### Problem to solve
Your output should be each line from the material below that has the word "source".

******

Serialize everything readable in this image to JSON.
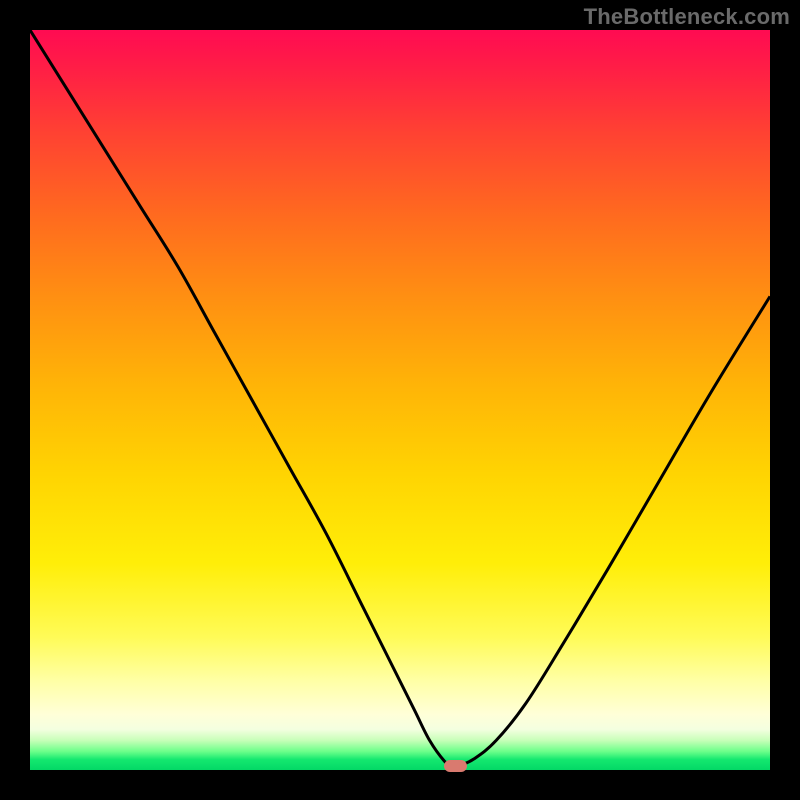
{
  "watermark_text": "TheBottleneck.com",
  "chart_data": {
    "type": "line",
    "title": "",
    "xlabel": "",
    "ylabel": "",
    "xlim": [
      0,
      100
    ],
    "ylim": [
      0,
      100
    ],
    "series": [
      {
        "name": "bottleneck-curve",
        "x": [
          0,
          5,
          10,
          15,
          20,
          25,
          30,
          35,
          40,
          45,
          50,
          52,
          54,
          56,
          57,
          58,
          60,
          63,
          67,
          72,
          78,
          85,
          92,
          100
        ],
        "y": [
          100,
          92,
          84,
          76,
          68,
          59,
          50,
          41,
          32,
          22,
          12,
          8,
          4,
          1.2,
          0.6,
          0.6,
          1.5,
          4,
          9,
          17,
          27,
          39,
          51,
          64
        ]
      }
    ],
    "minimum_marker": {
      "x": 57.5,
      "y": 0.5,
      "color": "#d97a6f",
      "w_pct": 3.2,
      "h_pct": 1.6
    },
    "gradient_note": "Background vertical gradient from red/magenta (top, high bottleneck) through orange and yellow to green (bottom, no bottleneck)."
  },
  "colors": {
    "frame": "#000000",
    "curve": "#000000",
    "watermark": "#6a6a6a",
    "marker": "#d97a6f"
  }
}
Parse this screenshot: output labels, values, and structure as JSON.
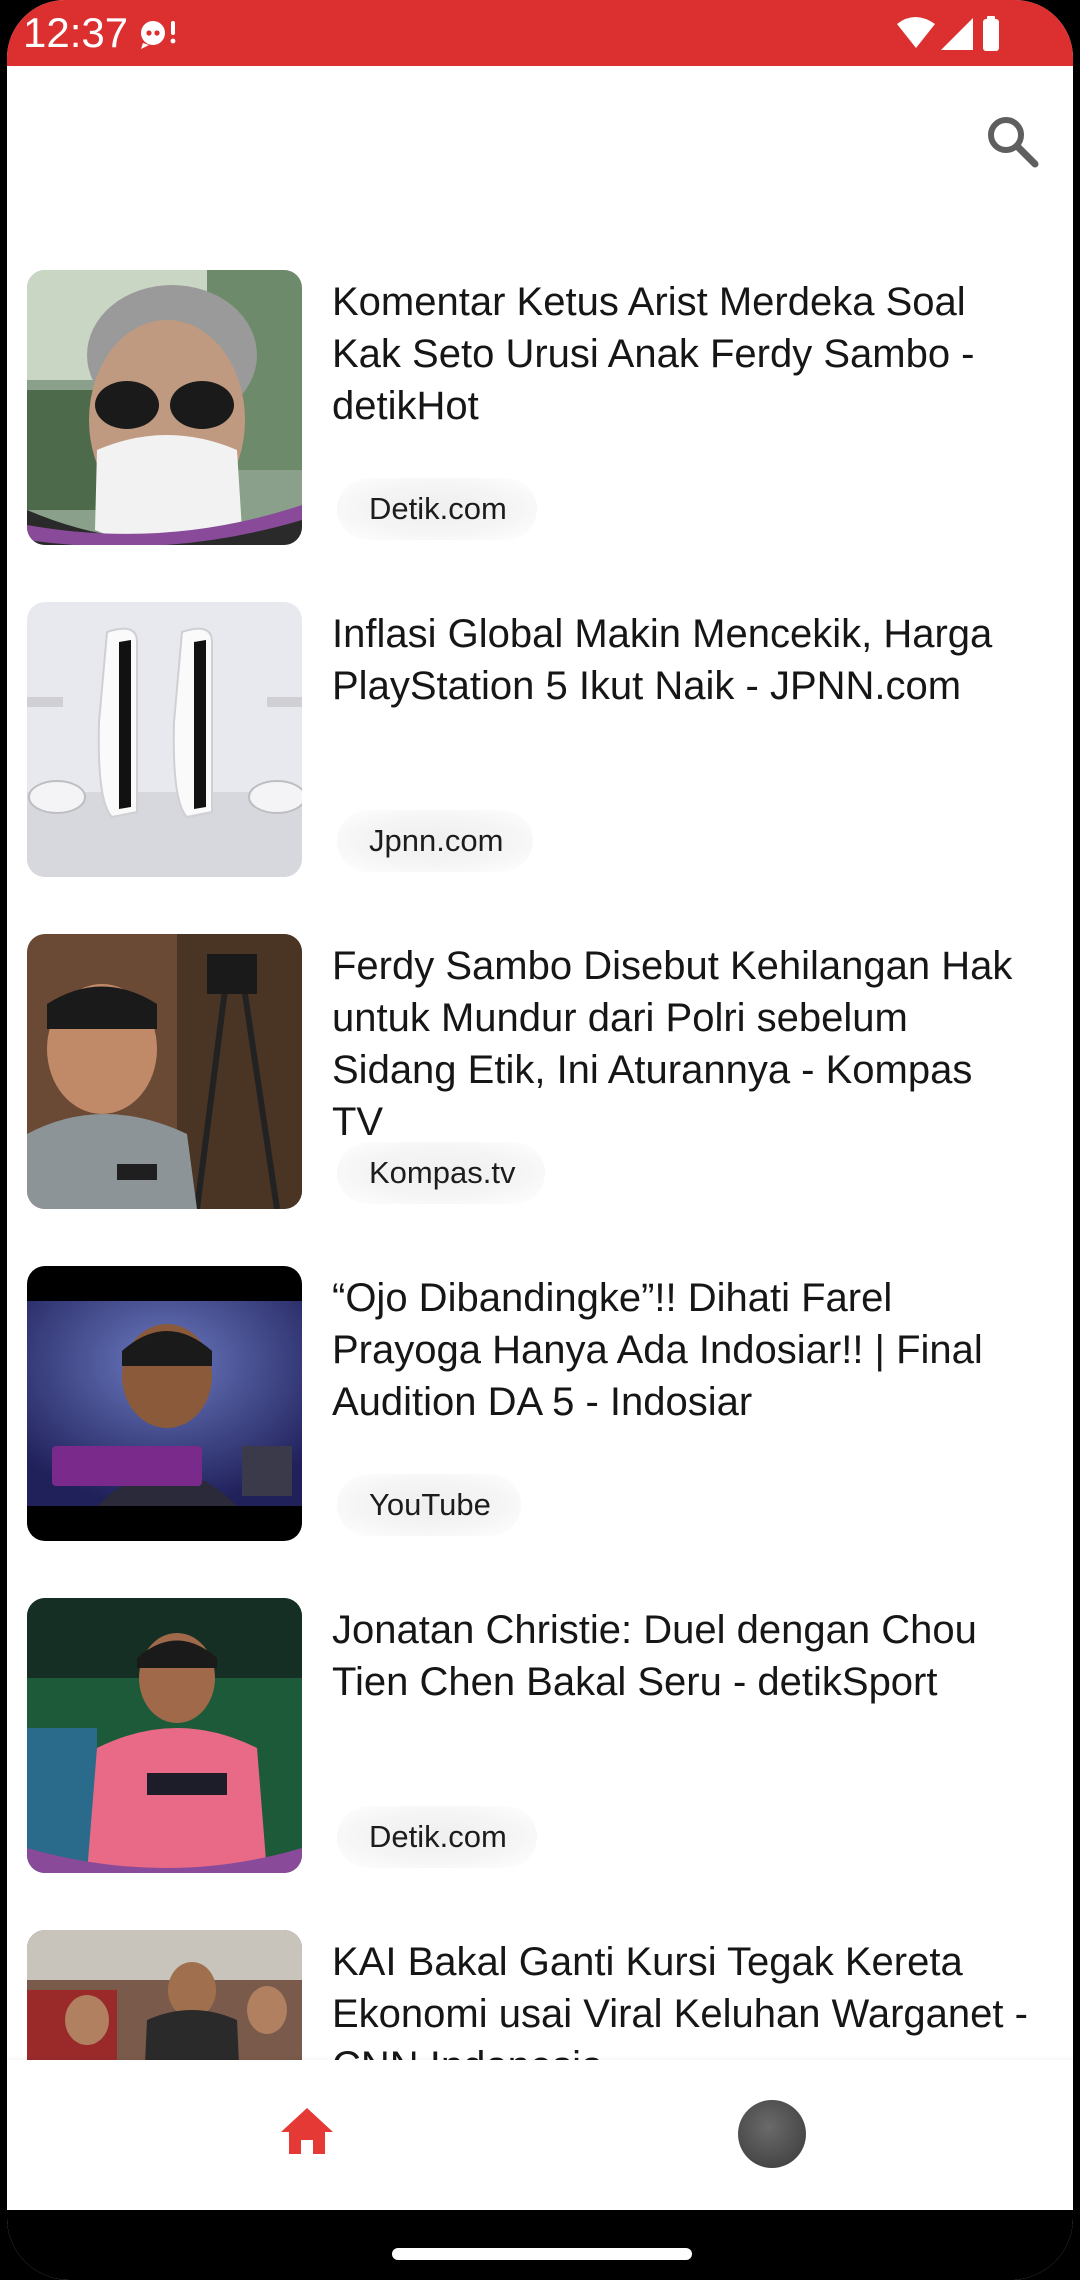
{
  "status_bar": {
    "time": "12:37",
    "background": "#dc3030"
  },
  "app_bar": {
    "search_icon": "search-icon"
  },
  "articles": [
    {
      "title": "Komentar Ketus Arist Merdeka Soal Kak Seto Urusi Anak Ferdy Sambo - detikHot",
      "source": "Detik.com"
    },
    {
      "title": "Inflasi Global Makin Mencekik, Harga PlayStation 5 Ikut Naik - JPNN.com",
      "source": "Jpnn.com"
    },
    {
      "title": "Ferdy Sambo Disebut Kehilangan Hak untuk Mundur dari Polri sebelum Sidang Etik, Ini Aturannya - Kompas TV",
      "source": "Kompas.tv"
    },
    {
      "title": "“Ojo Dibandingke”!! Dihati Farel Prayoga Hanya Ada Indosiar!! | Final Audition DA 5 - Indosiar",
      "source": "YouTube"
    },
    {
      "title": "Jonatan Christie: Duel dengan Chou Tien Chen Bakal Seru - detikSport",
      "source": "Detik.com"
    },
    {
      "title": "KAI Bakal Ganti Kursi Tegak Kereta Ekonomi usai Viral Keluhan Warganet - CNN Indonesia",
      "source": ""
    }
  ],
  "bottom_nav": {
    "home_icon": "home-icon",
    "profile_icon": "profile-avatar",
    "active_color": "#e53935"
  }
}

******

### Answer box
      "source": "Detik.com"
      "source": "Jpnn.com"
      "source": "Kompas.tv"
      "source": "YouTube"
      "source": "Detik.com"
      "source": ""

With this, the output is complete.